Data records for software interfaces:
******************************

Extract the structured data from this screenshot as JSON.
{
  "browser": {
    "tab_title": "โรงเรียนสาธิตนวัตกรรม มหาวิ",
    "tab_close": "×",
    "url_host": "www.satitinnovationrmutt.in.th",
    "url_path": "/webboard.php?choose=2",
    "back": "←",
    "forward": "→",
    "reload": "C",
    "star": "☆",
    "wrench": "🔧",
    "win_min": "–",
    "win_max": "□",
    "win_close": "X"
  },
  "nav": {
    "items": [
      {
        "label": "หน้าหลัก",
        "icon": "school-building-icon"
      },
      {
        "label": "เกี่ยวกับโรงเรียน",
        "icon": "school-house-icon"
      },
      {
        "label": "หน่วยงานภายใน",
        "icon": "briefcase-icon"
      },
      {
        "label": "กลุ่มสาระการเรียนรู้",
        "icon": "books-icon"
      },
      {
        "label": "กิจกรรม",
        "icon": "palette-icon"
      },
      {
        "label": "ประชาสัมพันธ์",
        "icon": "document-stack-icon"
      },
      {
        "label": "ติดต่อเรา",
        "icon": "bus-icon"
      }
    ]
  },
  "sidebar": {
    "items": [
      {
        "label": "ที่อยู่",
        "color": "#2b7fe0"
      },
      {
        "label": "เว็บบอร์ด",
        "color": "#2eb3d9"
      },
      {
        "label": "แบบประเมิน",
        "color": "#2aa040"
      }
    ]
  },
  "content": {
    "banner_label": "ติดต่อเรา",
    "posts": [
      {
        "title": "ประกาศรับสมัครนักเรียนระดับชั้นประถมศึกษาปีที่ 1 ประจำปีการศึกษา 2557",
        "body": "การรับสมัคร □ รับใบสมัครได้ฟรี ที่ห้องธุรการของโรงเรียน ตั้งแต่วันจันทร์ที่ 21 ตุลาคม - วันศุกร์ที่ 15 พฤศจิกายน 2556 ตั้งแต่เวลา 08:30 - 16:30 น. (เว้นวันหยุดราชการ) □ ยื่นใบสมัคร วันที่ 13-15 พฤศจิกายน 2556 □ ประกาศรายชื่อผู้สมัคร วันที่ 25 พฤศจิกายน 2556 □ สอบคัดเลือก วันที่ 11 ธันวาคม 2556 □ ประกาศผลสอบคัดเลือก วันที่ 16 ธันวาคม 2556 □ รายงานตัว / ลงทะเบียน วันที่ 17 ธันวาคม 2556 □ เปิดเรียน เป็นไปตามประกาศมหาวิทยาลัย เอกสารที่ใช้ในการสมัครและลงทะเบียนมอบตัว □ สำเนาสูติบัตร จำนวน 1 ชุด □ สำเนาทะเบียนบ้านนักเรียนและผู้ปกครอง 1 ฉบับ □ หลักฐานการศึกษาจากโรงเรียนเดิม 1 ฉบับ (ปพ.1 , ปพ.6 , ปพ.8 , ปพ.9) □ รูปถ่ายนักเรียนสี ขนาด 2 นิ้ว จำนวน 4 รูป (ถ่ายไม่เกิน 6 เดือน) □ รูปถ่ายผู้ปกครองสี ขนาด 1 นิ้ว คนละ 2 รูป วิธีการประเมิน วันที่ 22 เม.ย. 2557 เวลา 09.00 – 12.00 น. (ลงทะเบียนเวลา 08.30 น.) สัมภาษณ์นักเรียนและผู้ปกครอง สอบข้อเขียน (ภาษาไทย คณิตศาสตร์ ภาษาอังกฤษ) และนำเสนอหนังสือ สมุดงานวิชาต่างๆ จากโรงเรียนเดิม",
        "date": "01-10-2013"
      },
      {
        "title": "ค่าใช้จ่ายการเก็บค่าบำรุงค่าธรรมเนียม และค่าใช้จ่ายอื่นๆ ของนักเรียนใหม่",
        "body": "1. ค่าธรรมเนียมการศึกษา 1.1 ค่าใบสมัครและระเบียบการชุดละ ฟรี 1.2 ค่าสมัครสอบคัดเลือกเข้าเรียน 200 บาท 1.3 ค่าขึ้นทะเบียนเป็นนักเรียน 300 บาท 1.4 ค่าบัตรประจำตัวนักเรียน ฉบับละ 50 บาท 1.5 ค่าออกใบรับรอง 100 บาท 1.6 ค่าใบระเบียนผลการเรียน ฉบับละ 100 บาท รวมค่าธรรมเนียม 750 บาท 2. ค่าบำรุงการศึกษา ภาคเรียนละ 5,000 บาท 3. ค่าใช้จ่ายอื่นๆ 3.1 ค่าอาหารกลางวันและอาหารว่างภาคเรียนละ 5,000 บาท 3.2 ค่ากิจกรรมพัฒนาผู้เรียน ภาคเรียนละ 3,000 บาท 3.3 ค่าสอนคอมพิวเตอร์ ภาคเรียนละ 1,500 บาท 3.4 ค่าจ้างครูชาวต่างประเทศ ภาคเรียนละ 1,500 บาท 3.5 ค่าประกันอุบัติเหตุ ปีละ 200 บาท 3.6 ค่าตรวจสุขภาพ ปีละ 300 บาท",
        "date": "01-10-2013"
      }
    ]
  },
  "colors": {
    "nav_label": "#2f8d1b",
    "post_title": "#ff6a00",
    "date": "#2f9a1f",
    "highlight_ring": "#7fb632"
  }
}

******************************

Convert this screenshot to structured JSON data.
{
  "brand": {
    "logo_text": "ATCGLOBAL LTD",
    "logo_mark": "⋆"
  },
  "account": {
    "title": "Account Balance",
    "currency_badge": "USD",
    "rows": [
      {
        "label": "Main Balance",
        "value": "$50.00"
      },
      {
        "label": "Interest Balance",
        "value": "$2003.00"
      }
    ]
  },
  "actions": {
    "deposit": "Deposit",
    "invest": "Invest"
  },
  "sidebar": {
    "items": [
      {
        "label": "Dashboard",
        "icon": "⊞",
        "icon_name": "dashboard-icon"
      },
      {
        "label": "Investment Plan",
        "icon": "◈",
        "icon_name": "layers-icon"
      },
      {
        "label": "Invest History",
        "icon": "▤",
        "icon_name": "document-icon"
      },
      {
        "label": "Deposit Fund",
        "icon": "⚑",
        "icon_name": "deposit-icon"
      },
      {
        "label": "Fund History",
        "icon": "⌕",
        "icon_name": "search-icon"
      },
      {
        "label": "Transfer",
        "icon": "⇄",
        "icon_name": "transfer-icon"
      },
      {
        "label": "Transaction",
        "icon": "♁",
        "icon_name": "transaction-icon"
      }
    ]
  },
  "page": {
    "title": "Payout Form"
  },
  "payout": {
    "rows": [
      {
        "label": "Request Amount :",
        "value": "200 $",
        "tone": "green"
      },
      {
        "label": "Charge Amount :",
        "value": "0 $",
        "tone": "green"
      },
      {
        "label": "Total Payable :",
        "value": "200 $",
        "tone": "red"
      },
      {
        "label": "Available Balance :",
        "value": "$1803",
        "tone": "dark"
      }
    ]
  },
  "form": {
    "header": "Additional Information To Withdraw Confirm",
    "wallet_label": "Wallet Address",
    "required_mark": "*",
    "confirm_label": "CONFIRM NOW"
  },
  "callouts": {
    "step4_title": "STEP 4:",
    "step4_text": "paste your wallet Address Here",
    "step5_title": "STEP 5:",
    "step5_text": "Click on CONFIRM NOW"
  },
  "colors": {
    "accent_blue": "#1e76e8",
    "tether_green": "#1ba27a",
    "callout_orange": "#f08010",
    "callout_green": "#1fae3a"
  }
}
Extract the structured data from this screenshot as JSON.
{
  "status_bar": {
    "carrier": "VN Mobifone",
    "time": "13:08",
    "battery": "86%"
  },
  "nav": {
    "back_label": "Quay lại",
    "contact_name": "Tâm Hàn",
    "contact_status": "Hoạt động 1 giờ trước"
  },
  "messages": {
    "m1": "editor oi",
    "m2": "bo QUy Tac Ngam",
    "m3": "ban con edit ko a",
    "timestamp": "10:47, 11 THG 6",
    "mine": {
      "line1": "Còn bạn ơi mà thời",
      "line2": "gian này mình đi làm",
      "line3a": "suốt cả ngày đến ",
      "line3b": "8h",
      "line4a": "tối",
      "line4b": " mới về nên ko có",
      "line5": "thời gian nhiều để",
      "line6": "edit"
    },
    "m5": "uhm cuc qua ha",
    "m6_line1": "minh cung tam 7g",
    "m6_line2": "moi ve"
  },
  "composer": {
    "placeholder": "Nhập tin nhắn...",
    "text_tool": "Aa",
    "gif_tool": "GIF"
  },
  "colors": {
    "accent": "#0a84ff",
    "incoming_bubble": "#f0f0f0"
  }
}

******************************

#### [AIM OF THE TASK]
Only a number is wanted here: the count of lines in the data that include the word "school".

#### [YOUR SOLUTION]
2